• **YOUR OBJECTIVE**:
The response should contain only those lines of the entries below that include the string "JSON".

• **DATASET EXTRACT**:
★ ★ ★

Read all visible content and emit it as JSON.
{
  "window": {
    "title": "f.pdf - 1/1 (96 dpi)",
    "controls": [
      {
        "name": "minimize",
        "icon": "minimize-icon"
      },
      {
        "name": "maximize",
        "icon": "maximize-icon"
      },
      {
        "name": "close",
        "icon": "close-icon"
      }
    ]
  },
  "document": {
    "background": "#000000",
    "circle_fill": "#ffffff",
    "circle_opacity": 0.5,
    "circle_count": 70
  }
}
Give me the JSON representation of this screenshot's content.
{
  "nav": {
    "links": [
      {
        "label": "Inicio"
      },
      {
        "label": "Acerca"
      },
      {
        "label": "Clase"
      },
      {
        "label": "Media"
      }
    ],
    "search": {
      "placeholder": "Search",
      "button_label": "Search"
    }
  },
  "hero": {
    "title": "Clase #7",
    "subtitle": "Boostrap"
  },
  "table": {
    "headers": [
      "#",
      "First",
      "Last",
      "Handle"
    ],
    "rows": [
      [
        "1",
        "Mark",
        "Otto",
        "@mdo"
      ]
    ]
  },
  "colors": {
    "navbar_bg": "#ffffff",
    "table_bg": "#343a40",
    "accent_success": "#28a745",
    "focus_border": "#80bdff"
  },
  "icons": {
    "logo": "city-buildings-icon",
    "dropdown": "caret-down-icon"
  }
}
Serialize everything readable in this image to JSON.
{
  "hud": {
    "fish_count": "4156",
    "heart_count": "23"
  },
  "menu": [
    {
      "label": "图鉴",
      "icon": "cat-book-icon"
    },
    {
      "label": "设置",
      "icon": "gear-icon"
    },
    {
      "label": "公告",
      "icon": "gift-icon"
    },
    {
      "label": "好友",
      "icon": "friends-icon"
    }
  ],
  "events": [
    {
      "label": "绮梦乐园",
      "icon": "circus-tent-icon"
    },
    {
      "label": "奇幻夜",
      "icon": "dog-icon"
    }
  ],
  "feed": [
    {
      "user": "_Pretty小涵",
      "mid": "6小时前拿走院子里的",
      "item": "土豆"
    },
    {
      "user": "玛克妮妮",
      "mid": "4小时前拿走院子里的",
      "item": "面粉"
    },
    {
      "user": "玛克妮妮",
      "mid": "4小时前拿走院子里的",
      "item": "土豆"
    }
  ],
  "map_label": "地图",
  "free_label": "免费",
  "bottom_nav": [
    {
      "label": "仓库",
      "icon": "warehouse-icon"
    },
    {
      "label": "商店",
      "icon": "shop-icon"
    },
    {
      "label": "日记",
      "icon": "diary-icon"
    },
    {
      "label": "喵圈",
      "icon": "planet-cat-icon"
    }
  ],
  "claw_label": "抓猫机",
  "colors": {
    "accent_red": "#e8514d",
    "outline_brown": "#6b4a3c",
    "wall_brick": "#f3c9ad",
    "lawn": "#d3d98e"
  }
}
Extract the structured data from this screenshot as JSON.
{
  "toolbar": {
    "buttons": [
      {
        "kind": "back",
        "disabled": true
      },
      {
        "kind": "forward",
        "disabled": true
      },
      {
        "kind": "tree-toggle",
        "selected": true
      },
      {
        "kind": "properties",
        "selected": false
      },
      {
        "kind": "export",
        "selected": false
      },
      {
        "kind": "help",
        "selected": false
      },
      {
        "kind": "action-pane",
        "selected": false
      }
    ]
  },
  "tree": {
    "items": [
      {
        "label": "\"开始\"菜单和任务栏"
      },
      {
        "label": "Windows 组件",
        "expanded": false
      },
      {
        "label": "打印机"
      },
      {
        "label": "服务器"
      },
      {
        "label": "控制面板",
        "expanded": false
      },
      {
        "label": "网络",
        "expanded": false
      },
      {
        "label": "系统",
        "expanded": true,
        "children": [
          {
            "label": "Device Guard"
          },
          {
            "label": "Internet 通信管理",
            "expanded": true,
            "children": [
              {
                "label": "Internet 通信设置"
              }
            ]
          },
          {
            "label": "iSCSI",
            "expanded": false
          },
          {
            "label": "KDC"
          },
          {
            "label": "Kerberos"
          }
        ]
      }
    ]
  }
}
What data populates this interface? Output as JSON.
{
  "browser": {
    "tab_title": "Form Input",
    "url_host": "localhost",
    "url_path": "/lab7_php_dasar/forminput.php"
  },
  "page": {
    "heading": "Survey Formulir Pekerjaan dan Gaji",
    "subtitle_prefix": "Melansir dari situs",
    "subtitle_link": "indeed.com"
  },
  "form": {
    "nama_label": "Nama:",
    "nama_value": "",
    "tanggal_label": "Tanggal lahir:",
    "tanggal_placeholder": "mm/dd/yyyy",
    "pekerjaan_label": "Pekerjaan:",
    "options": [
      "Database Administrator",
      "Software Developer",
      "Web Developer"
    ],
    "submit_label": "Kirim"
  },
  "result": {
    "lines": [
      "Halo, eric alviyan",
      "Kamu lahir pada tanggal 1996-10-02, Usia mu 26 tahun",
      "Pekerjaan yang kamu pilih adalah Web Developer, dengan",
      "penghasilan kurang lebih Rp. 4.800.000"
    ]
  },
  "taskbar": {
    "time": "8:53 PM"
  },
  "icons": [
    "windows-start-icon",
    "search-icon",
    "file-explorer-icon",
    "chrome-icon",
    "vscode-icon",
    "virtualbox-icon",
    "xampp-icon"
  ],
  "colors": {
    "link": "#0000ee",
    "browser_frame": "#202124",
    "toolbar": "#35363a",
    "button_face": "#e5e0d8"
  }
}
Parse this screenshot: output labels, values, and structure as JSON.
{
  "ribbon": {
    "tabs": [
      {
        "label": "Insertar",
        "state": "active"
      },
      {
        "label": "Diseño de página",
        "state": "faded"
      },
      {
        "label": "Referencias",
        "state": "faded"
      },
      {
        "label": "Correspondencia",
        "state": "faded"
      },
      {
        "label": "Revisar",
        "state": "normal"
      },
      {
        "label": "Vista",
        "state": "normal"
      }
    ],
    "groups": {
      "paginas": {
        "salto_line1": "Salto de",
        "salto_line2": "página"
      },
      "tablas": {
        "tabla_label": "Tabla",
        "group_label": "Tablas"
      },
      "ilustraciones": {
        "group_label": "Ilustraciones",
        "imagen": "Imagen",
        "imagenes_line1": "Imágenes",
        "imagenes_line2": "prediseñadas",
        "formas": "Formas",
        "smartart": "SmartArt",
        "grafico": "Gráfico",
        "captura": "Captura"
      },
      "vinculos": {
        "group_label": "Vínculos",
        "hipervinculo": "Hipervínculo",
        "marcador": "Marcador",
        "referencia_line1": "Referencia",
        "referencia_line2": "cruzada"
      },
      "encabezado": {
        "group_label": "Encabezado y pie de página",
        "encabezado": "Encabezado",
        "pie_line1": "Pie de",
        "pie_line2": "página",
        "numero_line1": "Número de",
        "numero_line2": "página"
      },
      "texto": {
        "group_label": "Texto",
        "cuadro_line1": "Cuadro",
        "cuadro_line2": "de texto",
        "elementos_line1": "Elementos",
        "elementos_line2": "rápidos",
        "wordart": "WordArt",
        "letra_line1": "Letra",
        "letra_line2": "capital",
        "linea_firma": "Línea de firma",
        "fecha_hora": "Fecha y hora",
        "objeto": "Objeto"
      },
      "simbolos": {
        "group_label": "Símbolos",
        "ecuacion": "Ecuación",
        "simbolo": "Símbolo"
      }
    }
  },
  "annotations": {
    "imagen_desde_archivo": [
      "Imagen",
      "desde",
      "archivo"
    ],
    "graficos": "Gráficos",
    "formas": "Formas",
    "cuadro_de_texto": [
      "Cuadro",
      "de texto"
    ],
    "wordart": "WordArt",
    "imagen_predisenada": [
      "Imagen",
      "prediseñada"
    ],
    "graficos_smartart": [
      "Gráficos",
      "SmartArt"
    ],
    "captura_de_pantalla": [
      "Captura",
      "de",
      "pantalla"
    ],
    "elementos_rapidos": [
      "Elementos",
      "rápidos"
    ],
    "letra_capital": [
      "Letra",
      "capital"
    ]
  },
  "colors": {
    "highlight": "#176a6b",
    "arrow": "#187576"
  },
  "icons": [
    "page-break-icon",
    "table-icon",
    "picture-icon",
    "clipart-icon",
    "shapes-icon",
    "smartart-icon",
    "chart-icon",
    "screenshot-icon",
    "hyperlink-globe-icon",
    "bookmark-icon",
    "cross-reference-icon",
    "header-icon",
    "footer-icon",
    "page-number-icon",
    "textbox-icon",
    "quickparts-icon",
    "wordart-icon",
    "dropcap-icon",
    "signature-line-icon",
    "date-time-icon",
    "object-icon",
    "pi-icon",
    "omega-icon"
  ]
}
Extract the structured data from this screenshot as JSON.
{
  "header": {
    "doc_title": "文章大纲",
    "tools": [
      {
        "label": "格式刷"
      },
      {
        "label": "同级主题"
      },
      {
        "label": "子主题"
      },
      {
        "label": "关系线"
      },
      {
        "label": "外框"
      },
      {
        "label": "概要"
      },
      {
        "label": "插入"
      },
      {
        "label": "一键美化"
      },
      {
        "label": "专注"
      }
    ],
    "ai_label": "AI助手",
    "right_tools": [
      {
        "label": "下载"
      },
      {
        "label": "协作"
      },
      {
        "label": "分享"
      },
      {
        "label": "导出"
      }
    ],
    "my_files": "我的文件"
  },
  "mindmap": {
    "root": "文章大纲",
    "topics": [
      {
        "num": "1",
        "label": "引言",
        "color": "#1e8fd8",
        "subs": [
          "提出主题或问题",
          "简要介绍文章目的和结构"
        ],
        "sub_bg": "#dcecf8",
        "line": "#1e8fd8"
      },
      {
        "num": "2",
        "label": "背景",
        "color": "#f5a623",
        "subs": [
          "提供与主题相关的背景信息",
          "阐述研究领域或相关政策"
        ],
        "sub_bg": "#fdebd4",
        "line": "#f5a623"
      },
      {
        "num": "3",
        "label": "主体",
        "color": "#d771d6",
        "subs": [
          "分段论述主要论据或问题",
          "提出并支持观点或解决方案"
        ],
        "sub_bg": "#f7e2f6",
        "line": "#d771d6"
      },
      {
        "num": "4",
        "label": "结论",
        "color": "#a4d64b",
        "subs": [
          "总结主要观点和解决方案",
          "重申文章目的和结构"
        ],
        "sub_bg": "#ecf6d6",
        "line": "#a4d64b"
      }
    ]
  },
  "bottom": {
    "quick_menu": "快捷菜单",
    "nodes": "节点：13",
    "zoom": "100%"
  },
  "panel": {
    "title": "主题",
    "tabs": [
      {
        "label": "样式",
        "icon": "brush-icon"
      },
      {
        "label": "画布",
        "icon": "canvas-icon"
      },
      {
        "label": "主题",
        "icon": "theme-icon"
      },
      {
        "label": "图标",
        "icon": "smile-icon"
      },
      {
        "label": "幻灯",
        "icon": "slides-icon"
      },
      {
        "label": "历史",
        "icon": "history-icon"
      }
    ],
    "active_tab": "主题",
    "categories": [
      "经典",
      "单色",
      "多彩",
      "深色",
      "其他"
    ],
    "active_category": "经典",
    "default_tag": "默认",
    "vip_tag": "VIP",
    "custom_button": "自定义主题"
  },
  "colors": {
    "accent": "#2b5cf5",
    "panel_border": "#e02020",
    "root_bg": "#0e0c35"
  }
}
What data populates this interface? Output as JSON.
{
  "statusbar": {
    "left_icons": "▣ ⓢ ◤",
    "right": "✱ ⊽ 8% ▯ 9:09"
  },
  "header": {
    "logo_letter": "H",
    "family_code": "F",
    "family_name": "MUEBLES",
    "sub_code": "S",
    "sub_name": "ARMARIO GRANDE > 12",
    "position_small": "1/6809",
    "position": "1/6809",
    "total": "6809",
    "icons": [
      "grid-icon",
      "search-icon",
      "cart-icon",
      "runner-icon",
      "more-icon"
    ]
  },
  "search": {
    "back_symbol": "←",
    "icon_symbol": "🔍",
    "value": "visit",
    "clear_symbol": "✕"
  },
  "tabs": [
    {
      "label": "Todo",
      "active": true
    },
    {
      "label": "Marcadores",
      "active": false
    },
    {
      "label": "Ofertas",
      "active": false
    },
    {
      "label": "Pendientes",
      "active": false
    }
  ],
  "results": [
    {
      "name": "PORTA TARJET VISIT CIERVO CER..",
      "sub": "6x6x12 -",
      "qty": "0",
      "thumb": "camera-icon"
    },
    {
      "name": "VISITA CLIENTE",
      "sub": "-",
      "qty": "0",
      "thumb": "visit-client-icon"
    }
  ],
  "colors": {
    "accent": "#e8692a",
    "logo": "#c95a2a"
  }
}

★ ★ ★

• **ANSWER SPACE**:
Read all visible content and emit it as JSON.
Give me the JSON representation of this screenshot's content.
Serialize everything readable in this image to JSON.
Extract the structured data from this screenshot as JSON.
What data populates this interface? Output as JSON.
Parse this screenshot: output labels, values, and structure as JSON.
Extract the structured data from this screenshot as JSON.
What data populates this interface? Output as JSON.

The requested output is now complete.